Items from an interface collection:
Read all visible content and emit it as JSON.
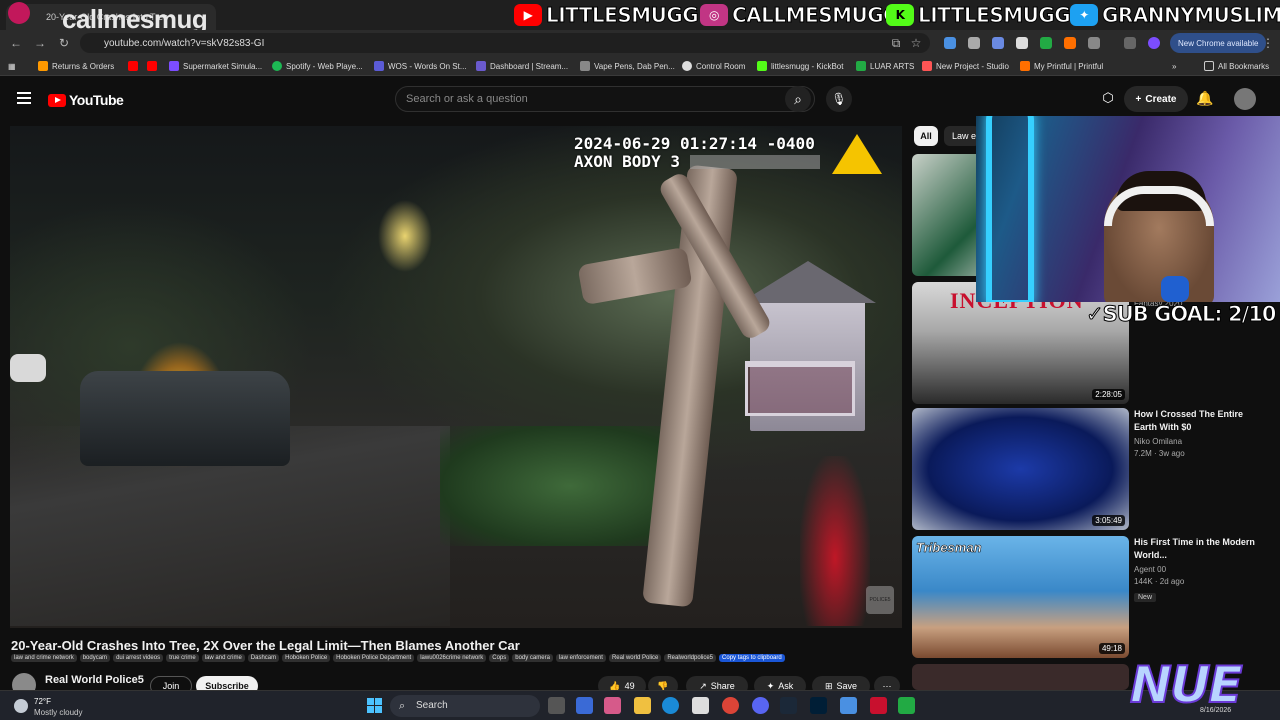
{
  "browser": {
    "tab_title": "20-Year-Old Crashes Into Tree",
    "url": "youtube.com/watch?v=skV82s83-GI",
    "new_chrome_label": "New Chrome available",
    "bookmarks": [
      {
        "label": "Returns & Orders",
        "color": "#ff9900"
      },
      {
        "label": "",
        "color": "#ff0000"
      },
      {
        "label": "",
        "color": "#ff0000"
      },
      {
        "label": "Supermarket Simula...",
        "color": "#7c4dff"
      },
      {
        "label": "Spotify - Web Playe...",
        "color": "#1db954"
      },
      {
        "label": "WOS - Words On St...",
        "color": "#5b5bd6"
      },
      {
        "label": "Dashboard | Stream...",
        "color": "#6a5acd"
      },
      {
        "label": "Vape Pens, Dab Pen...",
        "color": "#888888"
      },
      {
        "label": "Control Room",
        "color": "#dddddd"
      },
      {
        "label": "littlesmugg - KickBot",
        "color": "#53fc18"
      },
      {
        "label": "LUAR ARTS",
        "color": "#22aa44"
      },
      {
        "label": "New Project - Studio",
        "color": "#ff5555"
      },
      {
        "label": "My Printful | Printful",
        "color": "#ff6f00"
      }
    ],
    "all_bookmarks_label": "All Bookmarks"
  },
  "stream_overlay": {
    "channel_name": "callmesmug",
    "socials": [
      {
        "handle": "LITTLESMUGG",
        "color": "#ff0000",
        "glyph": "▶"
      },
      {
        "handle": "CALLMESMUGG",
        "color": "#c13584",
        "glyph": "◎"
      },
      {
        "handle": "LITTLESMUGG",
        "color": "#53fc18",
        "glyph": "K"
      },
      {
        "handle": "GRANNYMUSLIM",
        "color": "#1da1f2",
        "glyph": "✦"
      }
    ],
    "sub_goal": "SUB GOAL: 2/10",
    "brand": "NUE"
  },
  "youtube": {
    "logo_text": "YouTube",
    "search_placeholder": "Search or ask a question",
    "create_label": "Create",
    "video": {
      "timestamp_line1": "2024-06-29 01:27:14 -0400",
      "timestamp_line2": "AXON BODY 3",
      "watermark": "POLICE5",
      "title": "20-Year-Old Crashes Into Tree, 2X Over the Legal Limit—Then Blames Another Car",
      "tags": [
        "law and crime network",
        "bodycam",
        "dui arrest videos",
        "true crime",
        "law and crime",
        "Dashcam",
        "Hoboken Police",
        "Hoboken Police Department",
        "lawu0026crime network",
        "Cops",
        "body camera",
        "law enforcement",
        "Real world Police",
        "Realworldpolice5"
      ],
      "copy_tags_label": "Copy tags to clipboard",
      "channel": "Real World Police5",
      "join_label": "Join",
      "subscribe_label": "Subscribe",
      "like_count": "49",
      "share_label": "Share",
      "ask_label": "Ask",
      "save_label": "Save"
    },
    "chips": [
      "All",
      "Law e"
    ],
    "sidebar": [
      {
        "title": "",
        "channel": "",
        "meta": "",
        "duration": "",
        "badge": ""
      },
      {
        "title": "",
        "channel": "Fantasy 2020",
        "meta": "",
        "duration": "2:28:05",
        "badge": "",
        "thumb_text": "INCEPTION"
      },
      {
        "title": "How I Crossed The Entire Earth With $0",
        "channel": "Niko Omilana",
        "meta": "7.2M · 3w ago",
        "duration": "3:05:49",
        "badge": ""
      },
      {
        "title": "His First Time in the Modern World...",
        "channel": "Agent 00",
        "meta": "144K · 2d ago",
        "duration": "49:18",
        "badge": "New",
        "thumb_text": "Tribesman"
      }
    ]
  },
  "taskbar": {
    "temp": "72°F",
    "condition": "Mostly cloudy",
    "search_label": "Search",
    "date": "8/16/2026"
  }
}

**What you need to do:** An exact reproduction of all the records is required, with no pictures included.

**Worked solution:**
Read all visible content and emit it as JSON.
{
  "browser": {
    "tab_title": "20-Year-Old Crashes Into Tree",
    "url": "youtube.com/watch?v=skV82s83-GI",
    "new_chrome_label": "New Chrome available",
    "bookmarks": [
      {
        "label": "Returns & Orders",
        "color": "#ff9900"
      },
      {
        "label": "",
        "color": "#ff0000"
      },
      {
        "label": "",
        "color": "#ff0000"
      },
      {
        "label": "Supermarket Simula...",
        "color": "#7c4dff"
      },
      {
        "label": "Spotify - Web Playe...",
        "color": "#1db954"
      },
      {
        "label": "WOS - Words On St...",
        "color": "#5b5bd6"
      },
      {
        "label": "Dashboard | Stream...",
        "color": "#6a5acd"
      },
      {
        "label": "Vape Pens, Dab Pen...",
        "color": "#888888"
      },
      {
        "label": "Control Room",
        "color": "#dddddd"
      },
      {
        "label": "littlesmugg - KickBot",
        "color": "#53fc18"
      },
      {
        "label": "LUAR ARTS",
        "color": "#22aa44"
      },
      {
        "label": "New Project - Studio",
        "color": "#ff5555"
      },
      {
        "label": "My Printful | Printful",
        "color": "#ff6f00"
      }
    ],
    "all_bookmarks_label": "All Bookmarks"
  },
  "stream_overlay": {
    "channel_name": "callmesmug",
    "socials": [
      {
        "handle": "LITTLESMUGG",
        "color": "#ff0000",
        "glyph": "▶"
      },
      {
        "handle": "CALLMESMUGG",
        "color": "#c13584",
        "glyph": "◎"
      },
      {
        "handle": "LITTLESMUGG",
        "color": "#53fc18",
        "glyph": "K"
      },
      {
        "handle": "GRANNYMUSLIM",
        "color": "#1da1f2",
        "glyph": "✦"
      }
    ],
    "sub_goal": "SUB GOAL: 2/10",
    "brand": "NUE"
  },
  "youtube": {
    "logo_text": "YouTube",
    "search_placeholder": "Search or ask a question",
    "create_label": "Create",
    "video": {
      "timestamp_line1": "2024-06-29 01:27:14 -0400",
      "timestamp_line2": "AXON BODY 3",
      "watermark": "POLICE5",
      "title": "20-Year-Old Crashes Into Tree, 2X Over the Legal Limit—Then Blames Another Car",
      "tags": [
        "law and crime network",
        "bodycam",
        "dui arrest videos",
        "true crime",
        "law and crime",
        "Dashcam",
        "Hoboken Police",
        "Hoboken Police Department",
        "lawu0026crime network",
        "Cops",
        "body camera",
        "law enforcement",
        "Real world Police",
        "Realworldpolice5"
      ],
      "copy_tags_label": "Copy tags to clipboard",
      "channel": "Real World Police5",
      "join_label": "Join",
      "subscribe_label": "Subscribe",
      "like_count": "49",
      "share_label": "Share",
      "ask_label": "Ask",
      "save_label": "Save"
    },
    "chips": [
      "All",
      "Law e"
    ],
    "sidebar": [
      {
        "title": "",
        "channel": "",
        "meta": "",
        "duration": "",
        "badge": ""
      },
      {
        "title": "",
        "channel": "Fantasy 2020",
        "meta": "",
        "duration": "2:28:05",
        "badge": "",
        "thumb_text": "INCEPTION"
      },
      {
        "title": "How I Crossed The Entire Earth With $0",
        "channel": "Niko Omilana",
        "meta": "7.2M · 3w ago",
        "duration": "3:05:49",
        "badge": ""
      },
      {
        "title": "His First Time in the Modern World...",
        "channel": "Agent 00",
        "meta": "144K · 2d ago",
        "duration": "49:18",
        "badge": "New",
        "thumb_text": "Tribesman"
      }
    ]
  },
  "taskbar": {
    "temp": "72°F",
    "condition": "Mostly cloudy",
    "search_label": "Search",
    "date": "8/16/2026"
  }
}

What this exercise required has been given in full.